== Exercise material

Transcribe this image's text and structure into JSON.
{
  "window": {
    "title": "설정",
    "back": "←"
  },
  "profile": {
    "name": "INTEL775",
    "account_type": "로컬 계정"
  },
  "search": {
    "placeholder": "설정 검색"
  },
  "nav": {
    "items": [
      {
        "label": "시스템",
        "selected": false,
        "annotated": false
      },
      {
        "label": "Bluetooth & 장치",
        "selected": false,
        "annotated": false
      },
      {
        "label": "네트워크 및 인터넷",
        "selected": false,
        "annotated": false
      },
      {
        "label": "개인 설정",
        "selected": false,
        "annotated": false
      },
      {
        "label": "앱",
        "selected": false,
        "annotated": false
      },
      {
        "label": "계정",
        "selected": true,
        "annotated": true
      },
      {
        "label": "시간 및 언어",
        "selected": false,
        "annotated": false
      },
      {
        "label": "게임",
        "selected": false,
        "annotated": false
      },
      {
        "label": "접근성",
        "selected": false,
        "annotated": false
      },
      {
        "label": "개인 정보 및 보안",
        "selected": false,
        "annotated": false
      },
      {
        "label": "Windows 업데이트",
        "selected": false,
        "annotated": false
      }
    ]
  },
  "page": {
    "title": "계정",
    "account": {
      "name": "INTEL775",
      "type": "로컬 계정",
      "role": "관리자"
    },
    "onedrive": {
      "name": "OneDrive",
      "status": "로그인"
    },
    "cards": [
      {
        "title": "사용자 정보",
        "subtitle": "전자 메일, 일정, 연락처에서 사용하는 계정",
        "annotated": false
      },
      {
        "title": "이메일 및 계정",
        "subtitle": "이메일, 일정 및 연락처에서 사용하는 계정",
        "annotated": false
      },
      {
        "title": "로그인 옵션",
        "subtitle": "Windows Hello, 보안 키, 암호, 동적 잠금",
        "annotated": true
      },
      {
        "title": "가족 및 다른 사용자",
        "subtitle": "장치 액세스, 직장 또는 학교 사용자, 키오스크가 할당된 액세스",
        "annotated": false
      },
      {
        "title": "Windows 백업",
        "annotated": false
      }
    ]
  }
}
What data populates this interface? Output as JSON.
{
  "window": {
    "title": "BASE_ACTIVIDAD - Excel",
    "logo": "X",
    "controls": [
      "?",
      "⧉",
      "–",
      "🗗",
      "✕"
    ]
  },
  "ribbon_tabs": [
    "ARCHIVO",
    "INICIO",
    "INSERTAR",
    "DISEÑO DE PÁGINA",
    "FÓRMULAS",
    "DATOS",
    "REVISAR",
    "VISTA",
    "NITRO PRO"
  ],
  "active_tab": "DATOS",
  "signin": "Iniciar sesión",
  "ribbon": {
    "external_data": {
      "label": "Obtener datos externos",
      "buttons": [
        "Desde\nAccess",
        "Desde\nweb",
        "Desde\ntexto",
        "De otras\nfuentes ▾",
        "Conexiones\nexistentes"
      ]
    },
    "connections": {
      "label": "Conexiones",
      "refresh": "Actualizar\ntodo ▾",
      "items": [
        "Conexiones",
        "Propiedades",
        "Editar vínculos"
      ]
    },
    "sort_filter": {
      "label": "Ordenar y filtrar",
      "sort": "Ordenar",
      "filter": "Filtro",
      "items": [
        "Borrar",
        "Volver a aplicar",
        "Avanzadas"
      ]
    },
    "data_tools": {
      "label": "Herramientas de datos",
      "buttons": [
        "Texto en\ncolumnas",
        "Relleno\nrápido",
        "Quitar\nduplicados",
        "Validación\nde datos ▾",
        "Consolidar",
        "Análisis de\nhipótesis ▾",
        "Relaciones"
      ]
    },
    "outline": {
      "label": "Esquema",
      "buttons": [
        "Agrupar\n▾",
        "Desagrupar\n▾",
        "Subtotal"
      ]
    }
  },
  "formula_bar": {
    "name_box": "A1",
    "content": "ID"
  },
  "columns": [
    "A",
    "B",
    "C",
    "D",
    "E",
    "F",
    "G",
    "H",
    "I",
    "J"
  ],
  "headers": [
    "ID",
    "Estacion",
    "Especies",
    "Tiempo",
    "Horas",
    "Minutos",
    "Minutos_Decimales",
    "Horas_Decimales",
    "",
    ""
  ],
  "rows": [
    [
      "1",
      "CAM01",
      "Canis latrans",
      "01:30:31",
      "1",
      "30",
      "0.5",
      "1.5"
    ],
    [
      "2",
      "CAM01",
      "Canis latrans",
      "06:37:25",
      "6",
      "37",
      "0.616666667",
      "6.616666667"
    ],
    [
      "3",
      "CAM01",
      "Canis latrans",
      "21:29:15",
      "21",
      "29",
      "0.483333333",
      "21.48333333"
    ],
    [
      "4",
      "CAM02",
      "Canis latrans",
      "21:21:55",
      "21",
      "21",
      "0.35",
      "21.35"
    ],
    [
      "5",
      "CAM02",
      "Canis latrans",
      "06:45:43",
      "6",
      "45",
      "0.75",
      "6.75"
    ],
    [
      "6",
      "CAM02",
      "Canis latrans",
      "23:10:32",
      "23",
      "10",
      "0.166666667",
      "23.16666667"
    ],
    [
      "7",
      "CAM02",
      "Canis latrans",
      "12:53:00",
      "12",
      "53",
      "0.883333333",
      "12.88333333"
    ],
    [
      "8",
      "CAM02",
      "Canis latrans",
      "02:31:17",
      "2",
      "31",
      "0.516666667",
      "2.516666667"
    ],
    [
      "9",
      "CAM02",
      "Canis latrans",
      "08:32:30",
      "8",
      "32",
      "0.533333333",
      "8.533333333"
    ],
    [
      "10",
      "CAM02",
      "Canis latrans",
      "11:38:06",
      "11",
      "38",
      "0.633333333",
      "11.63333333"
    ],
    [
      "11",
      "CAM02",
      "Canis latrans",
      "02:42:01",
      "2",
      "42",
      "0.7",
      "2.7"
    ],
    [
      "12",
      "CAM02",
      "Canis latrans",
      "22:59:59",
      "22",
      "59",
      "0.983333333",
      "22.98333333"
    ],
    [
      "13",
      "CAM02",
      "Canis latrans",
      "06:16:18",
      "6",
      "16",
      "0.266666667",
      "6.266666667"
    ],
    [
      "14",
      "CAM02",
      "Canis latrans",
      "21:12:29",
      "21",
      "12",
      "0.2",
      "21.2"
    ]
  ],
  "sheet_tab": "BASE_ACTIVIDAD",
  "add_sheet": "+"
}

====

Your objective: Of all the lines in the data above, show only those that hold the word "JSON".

Finished exercise:
Transcribe this image's text and structure into JSON.
What data populates this interface? Output as JSON.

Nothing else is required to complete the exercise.